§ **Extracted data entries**

• • • •

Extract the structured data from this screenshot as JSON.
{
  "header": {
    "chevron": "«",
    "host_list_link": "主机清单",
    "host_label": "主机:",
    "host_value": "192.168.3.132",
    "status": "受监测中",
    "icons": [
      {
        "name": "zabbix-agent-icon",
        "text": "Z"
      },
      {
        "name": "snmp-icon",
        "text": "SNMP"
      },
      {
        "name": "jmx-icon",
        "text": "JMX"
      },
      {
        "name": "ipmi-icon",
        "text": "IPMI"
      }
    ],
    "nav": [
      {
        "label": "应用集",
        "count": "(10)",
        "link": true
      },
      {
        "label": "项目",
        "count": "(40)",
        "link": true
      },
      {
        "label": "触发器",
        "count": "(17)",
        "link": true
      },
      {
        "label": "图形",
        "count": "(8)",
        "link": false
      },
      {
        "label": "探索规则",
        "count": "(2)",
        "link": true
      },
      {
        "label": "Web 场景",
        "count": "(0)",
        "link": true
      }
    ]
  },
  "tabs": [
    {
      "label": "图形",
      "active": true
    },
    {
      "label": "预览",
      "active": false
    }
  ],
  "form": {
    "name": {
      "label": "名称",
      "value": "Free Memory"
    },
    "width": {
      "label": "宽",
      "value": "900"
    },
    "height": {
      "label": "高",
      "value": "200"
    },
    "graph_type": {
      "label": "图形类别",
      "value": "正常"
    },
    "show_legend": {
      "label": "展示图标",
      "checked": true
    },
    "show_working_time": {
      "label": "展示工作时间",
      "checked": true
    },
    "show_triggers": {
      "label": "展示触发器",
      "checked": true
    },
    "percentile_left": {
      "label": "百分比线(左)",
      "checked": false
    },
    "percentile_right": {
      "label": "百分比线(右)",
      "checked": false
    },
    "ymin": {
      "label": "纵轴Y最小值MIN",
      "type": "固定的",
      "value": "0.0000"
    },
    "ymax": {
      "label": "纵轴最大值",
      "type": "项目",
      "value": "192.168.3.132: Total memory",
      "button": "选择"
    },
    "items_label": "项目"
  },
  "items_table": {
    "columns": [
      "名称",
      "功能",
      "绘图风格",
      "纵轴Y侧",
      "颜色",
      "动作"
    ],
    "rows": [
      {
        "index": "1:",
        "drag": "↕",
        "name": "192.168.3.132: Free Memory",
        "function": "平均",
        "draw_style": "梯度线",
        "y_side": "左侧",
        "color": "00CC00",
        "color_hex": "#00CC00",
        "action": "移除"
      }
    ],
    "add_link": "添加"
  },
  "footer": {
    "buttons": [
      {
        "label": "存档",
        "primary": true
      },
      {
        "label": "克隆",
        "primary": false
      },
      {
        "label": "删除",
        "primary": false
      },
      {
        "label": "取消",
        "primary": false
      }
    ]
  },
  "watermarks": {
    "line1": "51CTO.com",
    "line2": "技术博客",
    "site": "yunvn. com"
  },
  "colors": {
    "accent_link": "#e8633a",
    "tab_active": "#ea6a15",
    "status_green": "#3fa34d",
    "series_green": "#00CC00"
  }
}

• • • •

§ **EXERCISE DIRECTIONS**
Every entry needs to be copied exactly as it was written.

§ **RESULT OF THIS EXERCISE**
Extract the structured data from this screenshot as JSON.
{
  "header": {
    "chevron": "«",
    "host_list_link": "主机清单",
    "host_label": "主机:",
    "host_value": "192.168.3.132",
    "status": "受监测中",
    "icons": [
      {
        "name": "zabbix-agent-icon",
        "text": "Z"
      },
      {
        "name": "snmp-icon",
        "text": "SNMP"
      },
      {
        "name": "jmx-icon",
        "text": "JMX"
      },
      {
        "name": "ipmi-icon",
        "text": "IPMI"
      }
    ],
    "nav": [
      {
        "label": "应用集",
        "count": "(10)",
        "link": true
      },
      {
        "label": "项目",
        "count": "(40)",
        "link": true
      },
      {
        "label": "触发器",
        "count": "(17)",
        "link": true
      },
      {
        "label": "图形",
        "count": "(8)",
        "link": false
      },
      {
        "label": "探索规则",
        "count": "(2)",
        "link": true
      },
      {
        "label": "Web 场景",
        "count": "(0)",
        "link": true
      }
    ]
  },
  "tabs": [
    {
      "label": "图形",
      "active": true
    },
    {
      "label": "预览",
      "active": false
    }
  ],
  "form": {
    "name": {
      "label": "名称",
      "value": "Free Memory"
    },
    "width": {
      "label": "宽",
      "value": "900"
    },
    "height": {
      "label": "高",
      "value": "200"
    },
    "graph_type": {
      "label": "图形类别",
      "value": "正常"
    },
    "show_legend": {
      "label": "展示图标",
      "checked": true
    },
    "show_working_time": {
      "label": "展示工作时间",
      "checked": true
    },
    "show_triggers": {
      "label": "展示触发器",
      "checked": true
    },
    "percentile_left": {
      "label": "百分比线(左)",
      "checked": false
    },
    "percentile_right": {
      "label": "百分比线(右)",
      "checked": false
    },
    "ymin": {
      "label": "纵轴Y最小值MIN",
      "type": "固定的",
      "value": "0.0000"
    },
    "ymax": {
      "label": "纵轴最大值",
      "type": "项目",
      "value": "192.168.3.132: Total memory",
      "button": "选择"
    },
    "items_label": "项目"
  },
  "items_table": {
    "columns": [
      "名称",
      "功能",
      "绘图风格",
      "纵轴Y侧",
      "颜色",
      "动作"
    ],
    "rows": [
      {
        "index": "1:",
        "drag": "↕",
        "name": "192.168.3.132: Free Memory",
        "function": "平均",
        "draw_style": "梯度线",
        "y_side": "左侧",
        "color": "00CC00",
        "color_hex": "#00CC00",
        "action": "移除"
      }
    ],
    "add_link": "添加"
  },
  "footer": {
    "buttons": [
      {
        "label": "存档",
        "primary": true
      },
      {
        "label": "克隆",
        "primary": false
      },
      {
        "label": "删除",
        "primary": false
      },
      {
        "label": "取消",
        "primary": false
      }
    ]
  },
  "watermarks": {
    "line1": "51CTO.com",
    "line2": "技术博客",
    "site": "yunvn. com"
  },
  "colors": {
    "accent_link": "#e8633a",
    "tab_active": "#ea6a15",
    "status_green": "#3fa34d",
    "series_green": "#00CC00"
  }
}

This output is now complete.